Members of the King family attended the unveiling. Martin Luther King III and his wife Arndrea Waters King spoke of the love the Kings shared. Martin Luther King Jr.’s only grandchild, 14-year-old Yolanda Renee King, shared words of optimism and hope with the crowd. 

Massachusetts politicians of past and present joined. 

“Equity in the permanent artistic DNA of this city’s infrastructure matters, especially in a city with a storied past, but an evolving and still-struggling present,” Congresswoman Ayanna Pressley said. “This is a day that has been a long time in the making that is only made possible due to a vision, an unrelenting commitment and the service of those who labored for many years to make it.” 

Latoyia Edwards, an anchor with NBC10 Boston, emceed the unveiling. 

“I could not imagine this as a woman who was once a little girl raised in the housing projects in Dorchester, just miles from this storied common,” Edwards said. “I am absolutely humbled and emotional to stand here on this stage as your emcee, because I am also standing on the shoulders of the many people of color in this city, like my mom, who was a kid during the school desegregation, getting pelted with rocks. … I represent those many people in Boston who passed away without seeing this promise come to life.” 

The design of the memorial was selected by the King Boston Art Committee assembled in conjunction with Embrace Boston, the organization behind the monument, and the City of Boston. 

Embrace Boston is a nonprofit first founded by tech entrepreneur Paul English.

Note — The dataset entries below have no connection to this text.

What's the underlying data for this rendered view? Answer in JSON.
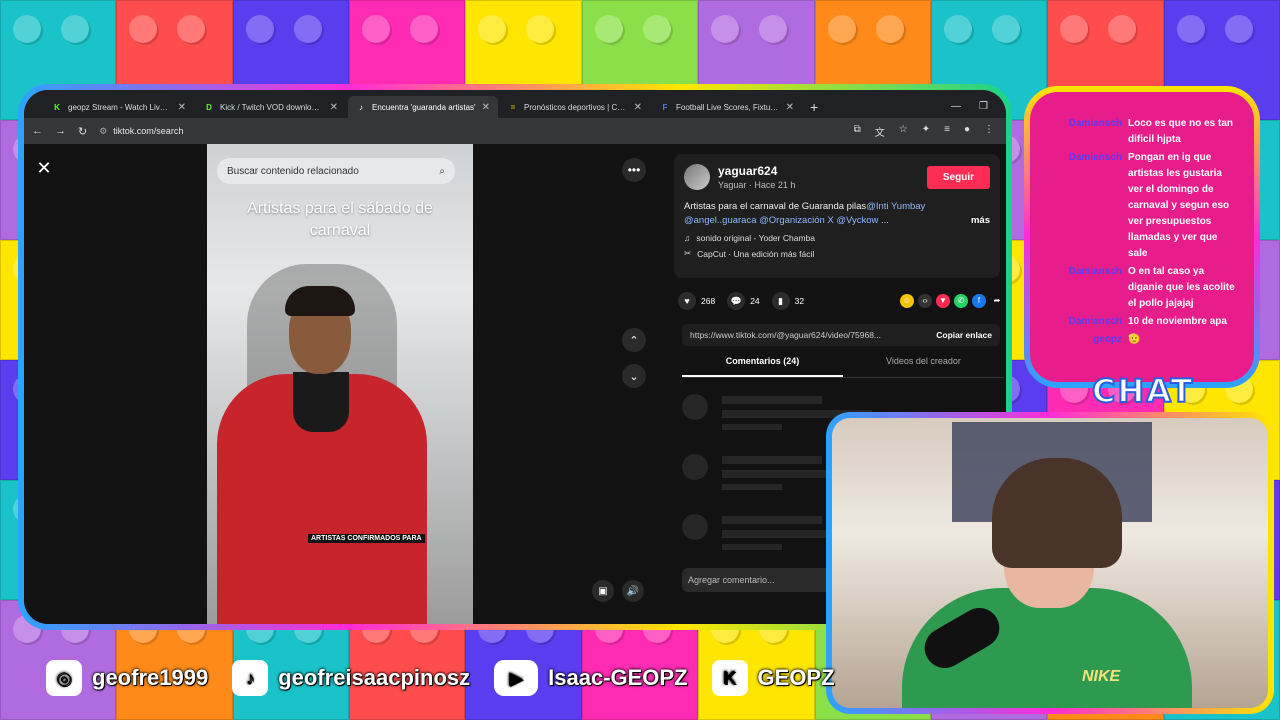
{
  "browser": {
    "tabs": [
      {
        "title": "geopz Stream - Watch Live on",
        "favicon": "kick-icon",
        "color": "#53fc18",
        "glyph": "K"
      },
      {
        "title": "Kick / Twitch VOD downloader",
        "favicon": "d-icon",
        "color": "#53fc18",
        "glyph": "D"
      },
      {
        "title": "Encuentra 'guaranda artistas'",
        "favicon": "tiktok-icon",
        "color": "#ffffff",
        "glyph": "♪"
      },
      {
        "title": "Pronósticos deportivos | Casin",
        "favicon": "dash-icon",
        "color": "#d4b106",
        "glyph": "="
      },
      {
        "title": "Football Live Scores, Fixtures &",
        "favicon": "football-icon",
        "color": "#3b82f6",
        "glyph": "F"
      }
    ],
    "url": "tiktok.com/search"
  },
  "video": {
    "search_placeholder": "Buscar contenido relacionado",
    "title": "Artistas para el sábado de carnaval",
    "caption": "ARTISTAS CONFIRMADOS PARA"
  },
  "post": {
    "author": "yaguar624",
    "author_sub": "Yaguar · Hace 21 h",
    "follow": "Seguir",
    "desc_text": "Artistas para el carnaval de Guaranda pilas",
    "desc_tag1": "@Inti Yumbay",
    "desc_tags2": "@angel..guaraca @Organización X @Vyckow ...",
    "more": "más",
    "sound": "sonido original - Yoder Chamba",
    "capcut": "CapCut · Una edición más fácil",
    "likes": "268",
    "comments": "24",
    "saves": "32",
    "link": "https://www.tiktok.com/@yaguar624/video/75968...",
    "copy": "Copiar enlace",
    "tab_comments": "Comentarios (24)",
    "tab_videos": "Videos del creador",
    "comment_placeholder": "Agregar comentario..."
  },
  "chat": {
    "label": "CHAT",
    "messages": [
      {
        "user": "Damiansch",
        "text": "Loco es que no es tan dificil hjpta"
      },
      {
        "user": "Damiansch",
        "text": "Pongan en ig que artistas les gustaria ver el domingo de carnaval y segun eso ver presupuestos llamadas y ver que sale"
      },
      {
        "user": "Damiansch",
        "text": "O en tal caso ya diganie que les acolite el pollo jajajaj"
      },
      {
        "user": "Damiansch",
        "text": "10 de noviembre apa"
      },
      {
        "user": "geopz",
        "text": "🫡"
      }
    ]
  },
  "socials": [
    {
      "icon": "instagram-icon",
      "handle": "geofre1999"
    },
    {
      "icon": "tiktok-icon",
      "handle": "geofreisaacpinosz"
    },
    {
      "icon": "youtube-icon",
      "handle": "Isaac-GEOPZ"
    },
    {
      "icon": "kick-icon",
      "handle": "GEOPZ"
    }
  ],
  "colors": {
    "follow_button": "#fe2c55",
    "chat_bg": "#e81d8c",
    "chat_user": "#5b3df0"
  },
  "cam": {
    "shirt_logo": "NIKE"
  }
}
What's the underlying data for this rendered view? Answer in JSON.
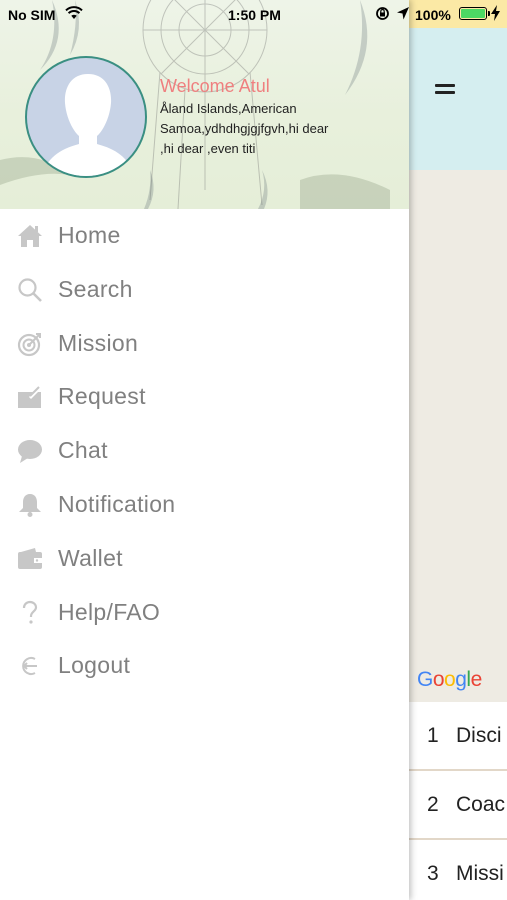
{
  "status_bar": {
    "carrier": "No SIM",
    "time": "1:50 PM",
    "battery": "100%",
    "battery_color": "#4cd964",
    "icons": [
      "wifi-icon",
      "rotation-lock-icon",
      "location-arrow-icon",
      "battery-icon",
      "charging-bolt-icon"
    ]
  },
  "drawer": {
    "welcome": "Welcome Atul",
    "location": "Åland Islands,American Samoa,ydhdhgjgjfgvh,hi dear ,hi dear ,even titi",
    "welcome_color": "#ef7f7f",
    "menu": [
      {
        "label": "Home",
        "icon": "home-icon"
      },
      {
        "label": "Search",
        "icon": "search-icon"
      },
      {
        "label": "Mission",
        "icon": "target-icon"
      },
      {
        "label": "Request",
        "icon": "request-icon"
      },
      {
        "label": "Chat",
        "icon": "chat-bubble-icon"
      },
      {
        "label": "Notification",
        "icon": "bell-icon"
      },
      {
        "label": "Wallet",
        "icon": "wallet-icon"
      },
      {
        "label": "Help/FAO",
        "icon": "question-icon"
      },
      {
        "label": "Logout",
        "icon": "logout-icon"
      }
    ]
  },
  "main": {
    "menu_icon": "hamburger-icon",
    "header_color": "#d5eef0",
    "map_logo": "Google",
    "list": [
      {
        "num": "1",
        "text": "Disci"
      },
      {
        "num": "2",
        "text": "Coac"
      },
      {
        "num": "3",
        "text": "Missi"
      }
    ]
  }
}
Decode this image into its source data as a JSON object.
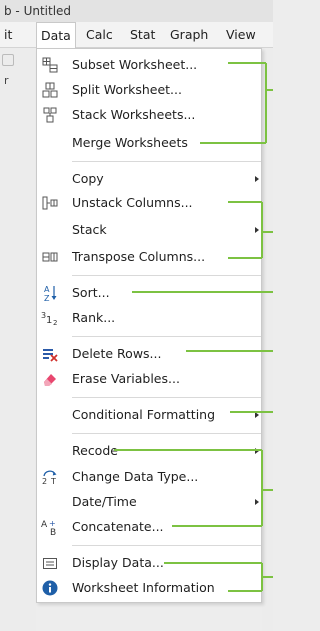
{
  "window": {
    "title": "b - Untitled"
  },
  "menubar": {
    "items": [
      "it",
      "Data",
      "Calc",
      "Stat",
      "Graph",
      "View"
    ]
  },
  "leftstrip": {
    "label": "r"
  },
  "menu": {
    "items": [
      {
        "label": "Subset Worksheet...",
        "icon": "subset-worksheet-icon"
      },
      {
        "label": "Split Worksheet...",
        "icon": "split-worksheet-icon"
      },
      {
        "label": "Stack Worksheets...",
        "icon": "stack-worksheets-icon"
      },
      {
        "label": "Merge Worksheets",
        "icon": ""
      },
      {
        "label": "Copy",
        "icon": "",
        "submenu": true
      },
      {
        "label": "Unstack Columns...",
        "icon": "unstack-columns-icon"
      },
      {
        "label": "Stack",
        "icon": "",
        "submenu": true
      },
      {
        "label": "Transpose Columns...",
        "icon": "transpose-columns-icon"
      },
      {
        "label": "Sort...",
        "icon": "sort-icon"
      },
      {
        "label": "Rank...",
        "icon": "rank-icon"
      },
      {
        "label": "Delete Rows...",
        "icon": "delete-rows-icon"
      },
      {
        "label": "Erase Variables...",
        "icon": "eraser-icon"
      },
      {
        "label": "Conditional Formatting",
        "icon": "",
        "submenu": true
      },
      {
        "label": "Recode",
        "icon": "",
        "submenu": true
      },
      {
        "label": "Change Data Type...",
        "icon": "change-data-type-icon"
      },
      {
        "label": "Date/Time",
        "icon": "",
        "submenu": true
      },
      {
        "label": "Concatenate...",
        "icon": "concatenate-icon"
      },
      {
        "label": "Display Data...",
        "icon": "display-data-icon"
      },
      {
        "label": "Worksheet Information",
        "icon": "info-icon"
      }
    ]
  },
  "annotation_color": "#7cc242"
}
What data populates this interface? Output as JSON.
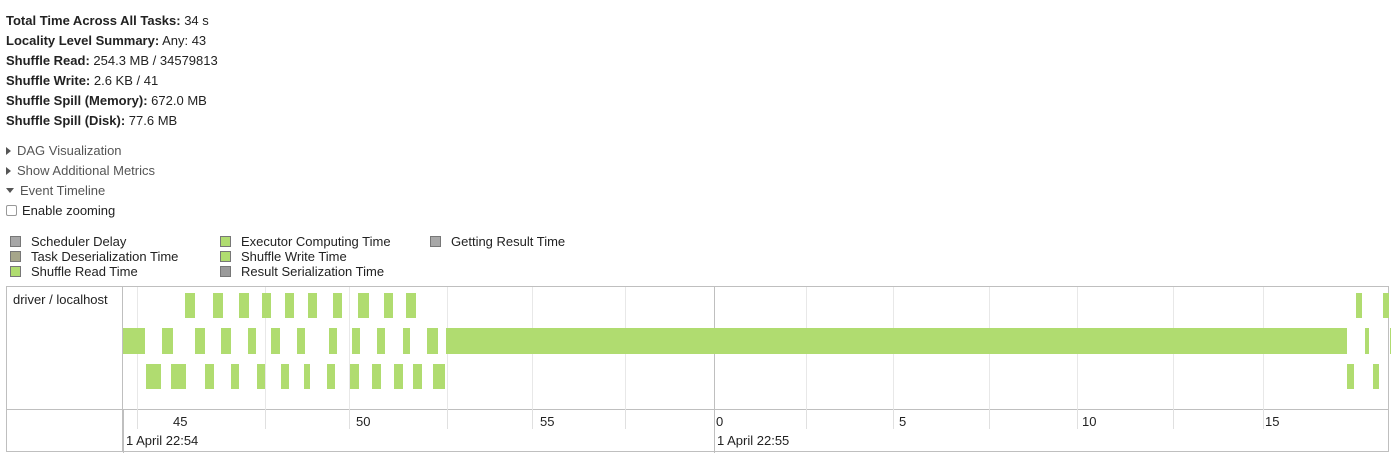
{
  "summary": {
    "total_time": {
      "label": "Total Time Across All Tasks:",
      "value": " 34 s"
    },
    "locality": {
      "label": "Locality Level Summary:",
      "value": " Any: 43"
    },
    "shuffle_read": {
      "label": "Shuffle Read:",
      "value": " 254.3 MB / 34579813"
    },
    "shuffle_write": {
      "label": "Shuffle Write:",
      "value": " 2.6 KB / 41"
    },
    "spill_memory": {
      "label": "Shuffle Spill (Memory):",
      "value": " 672.0 MB"
    },
    "spill_disk": {
      "label": "Shuffle Spill (Disk):",
      "value": " 77.6 MB"
    }
  },
  "toggles": {
    "dag": "DAG Visualization",
    "additional_metrics": "Show Additional Metrics",
    "event_timeline": "Event Timeline"
  },
  "zoom_label": "Enable zooming",
  "legend": {
    "scheduler_delay": {
      "label": "Scheduler Delay",
      "color": "#a7a7a7"
    },
    "task_deser": {
      "label": "Task Deserialization Time",
      "color": "#a6a68a"
    },
    "shuffle_read": {
      "label": "Shuffle Read Time",
      "color": "#b0dc70"
    },
    "executor_compute": {
      "label": "Executor Computing Time",
      "color": "#b0dc70"
    },
    "shuffle_write": {
      "label": "Shuffle Write Time",
      "color": "#b0dc70"
    },
    "result_ser": {
      "label": "Result Serialization Time",
      "color": "#9a9a9a"
    },
    "getting_result": {
      "label": "Getting Result Time",
      "color": "#a8a8a8"
    }
  },
  "timeline": {
    "executor_label": "driver / localhost",
    "ticks": [
      "45",
      "50",
      "55",
      "0",
      "5",
      "10",
      "15"
    ],
    "major_labels": [
      "1 April 22:54",
      "1 April 22:55"
    ],
    "bar_color": "#b0dc70"
  }
}
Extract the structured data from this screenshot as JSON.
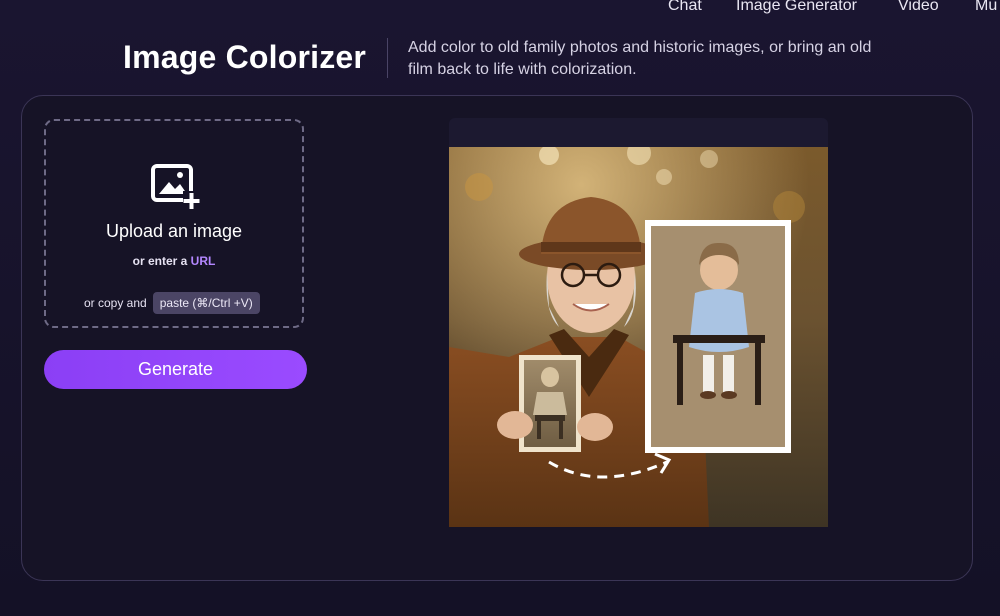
{
  "nav": {
    "items": [
      "Chat",
      "Image Generator",
      "Video",
      "Mu"
    ]
  },
  "header": {
    "title": "Image Colorizer",
    "subtitle": "Add color to old family photos and historic images, or bring an old film back to life with colorization."
  },
  "upload": {
    "icon": "image-add-icon",
    "label": "Upload an image",
    "or_enter": "or enter a",
    "url_link": "URL",
    "copy_prefix": "or copy and",
    "paste_hint": "paste (⌘/Ctrl +V)"
  },
  "generate": {
    "label": "Generate"
  },
  "colors": {
    "accent": "#9a4bff",
    "background": "#141126",
    "link": "#b487ff"
  }
}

His co-chairs, the Rev. Liz Walker and the Rev. Jeffrey Brown, led the crowd in a prayer at the start of the ceremony. At the unveiling, Walker shared a story about the time she heard Martin Luther King Jr. speak. 

“My father took me with him to Art Street Baptist Church in my hometown of Little Rock, Arkansas, to hear Dr. Martin Luther King Jr.,” she said. “It was probably after the successful Montgomery Bus boycott. Of course, I was too young to understand anything. All I knew is Daddy was gonna go see the king. I thought that was Jesus. So I better be there.”

The crowd laughed as she continued. 

“I will never forget the electricity of that moment when ordinary people were inspired to take extraordinary measures in the name of love, not as a sentiment or a romance, but as a creative weapon of force for change,” Walker said.

Executive Director Imari Paris Jeffries broke down into tears when he stepped up to the podium to speak at the unveiling. 

“I’m just so grateful to give something back to this city that gave me so much,” he said. “[This] is not only a symbol of the King’s legacy, but its embodiment of their love and the impact of the love within all of us.” 

The 22-foot tall sculpture is made of 609 pieces of bronze and rests on a plaza of diamond shaped pavers engraved with quotes and the names of Boston civil rights leaders, called the 1965 Freedom Plaza. There are over 1,300 granite stone pieces in six different finishes that honor the patterns of traditional African-American quilts.

“This memorial honors ministers and justices, artists and scientists, educators, and advocates, the countless outstretched arms and helping hands to welcome the Kings and embrace their vision,”  Mayor Michelle Wu said. 

Among the names on the plaza is John D. O’Bryant, a former Northeastern vice president of student affairs. A civil rights leader of Martin Luther King Jr.’s era, the African American institute on campus is named after him. 

His son, Dr. Richard O’Bryant, the current director of the institute, facilitated the transport of Northeastern community members to Boston Common to witness the unveiling. 

“[It was] a wonderful day, honor and moment to have such an extraordinary monument recognition occur in our great City of Boston,” Dr. Richard O’Bryant said in an email statement. “It will grow to be an important historical Boston landmark recognizing Martin and Coretta Scott King’s union and how their U.S. and global legacies began where America began.”